Titration of acetic acid: Fill the buret with 0.1 M NaOH. Put 0.1 grams acetic acid in the beaker with 50 mL water. Put phenolphthalein indicator in the beaker. Click on the stopcock and pull down to dispense the NaOH solution. Continue to the phenolphthalein end point.
How many moles of acetic acid are there based on the titration? What is the formula weight of acetic acid? How does this compare to the literature value?
Repeat the acetic acid titration, but do not add indicator. Instead, add 1 mL of NaOH at a time and record the pH and volume dispensed. Titrate to pH > 10 and graph pH versus volume dispensed. Determine the pKa of acetic acid from this graph.
Try the above exercises using citric acid. How does citric acid differ from acetic acid?
Titration of phosphoric acid: Make a graph of pH versus volume by titrating phosphoric acid. How many protons are there per molecule of acid? What are the observed pKa's?
Find the calorimeter constant based on the manual directions. The calorimeter constant is randomly set and will differ for each run.
Heat of solution: Add 12.04 grams of ammonium sulfate in 200 mL water. Note the initial temperature. Click on the calorimeter to start the experiment. Record the temperature at each time displayed on the status bar. What is the maximum temperature change? What is the heat of solution?
Repeat the experiment with 13.21 grams of magnesium sulfate. What is different this time? What is the maximum temperature change and heat of solution?
Freezing point depression
Dissolve 0.2 moles of each compound in 100 mL water. Click on the beaker to start cooling. How does each compound change the temperature? What does this tell about the nature of each chemical?
Place an amount of table sugar in water and freeze it. What is the formula weight of table sugar?
What wavelengths of light correspond to red, yellow, orange, green, blue , and violet?
Make a 0.2 M sample of copper sulfate. Run a wavelength scan and plot absorbance versus wavelength. How does this relate to the color of the sample?

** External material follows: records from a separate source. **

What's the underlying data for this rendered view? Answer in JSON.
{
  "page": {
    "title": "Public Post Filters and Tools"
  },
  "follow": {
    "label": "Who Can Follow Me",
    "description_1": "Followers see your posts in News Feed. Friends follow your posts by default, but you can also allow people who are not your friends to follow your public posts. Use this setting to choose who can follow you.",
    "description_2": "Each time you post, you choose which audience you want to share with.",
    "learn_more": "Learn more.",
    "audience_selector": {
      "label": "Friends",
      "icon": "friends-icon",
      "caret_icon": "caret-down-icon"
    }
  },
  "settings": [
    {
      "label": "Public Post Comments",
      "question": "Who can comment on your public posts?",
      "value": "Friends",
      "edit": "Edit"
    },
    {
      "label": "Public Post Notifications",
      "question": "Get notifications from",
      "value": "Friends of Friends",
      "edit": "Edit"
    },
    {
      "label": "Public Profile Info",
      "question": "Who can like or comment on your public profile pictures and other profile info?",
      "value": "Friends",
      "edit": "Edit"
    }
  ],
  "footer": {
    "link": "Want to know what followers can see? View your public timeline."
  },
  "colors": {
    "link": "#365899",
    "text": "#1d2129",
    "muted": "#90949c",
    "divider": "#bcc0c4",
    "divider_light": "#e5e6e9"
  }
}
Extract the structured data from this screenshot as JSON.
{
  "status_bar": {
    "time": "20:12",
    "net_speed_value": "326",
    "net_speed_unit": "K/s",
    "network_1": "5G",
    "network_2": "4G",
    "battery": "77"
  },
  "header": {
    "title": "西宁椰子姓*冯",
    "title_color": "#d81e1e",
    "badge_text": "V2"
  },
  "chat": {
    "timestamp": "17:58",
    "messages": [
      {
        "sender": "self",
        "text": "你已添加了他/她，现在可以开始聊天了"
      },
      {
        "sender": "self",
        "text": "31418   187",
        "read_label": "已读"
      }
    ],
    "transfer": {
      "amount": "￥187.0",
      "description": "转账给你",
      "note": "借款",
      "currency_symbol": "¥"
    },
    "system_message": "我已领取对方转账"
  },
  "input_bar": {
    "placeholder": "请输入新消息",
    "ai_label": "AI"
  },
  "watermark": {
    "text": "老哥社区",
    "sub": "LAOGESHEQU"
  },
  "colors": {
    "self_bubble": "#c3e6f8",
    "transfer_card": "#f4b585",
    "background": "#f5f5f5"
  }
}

Determine the extinction coefficient of each salt. Use this information to determine the concentration of an arbitrary solution.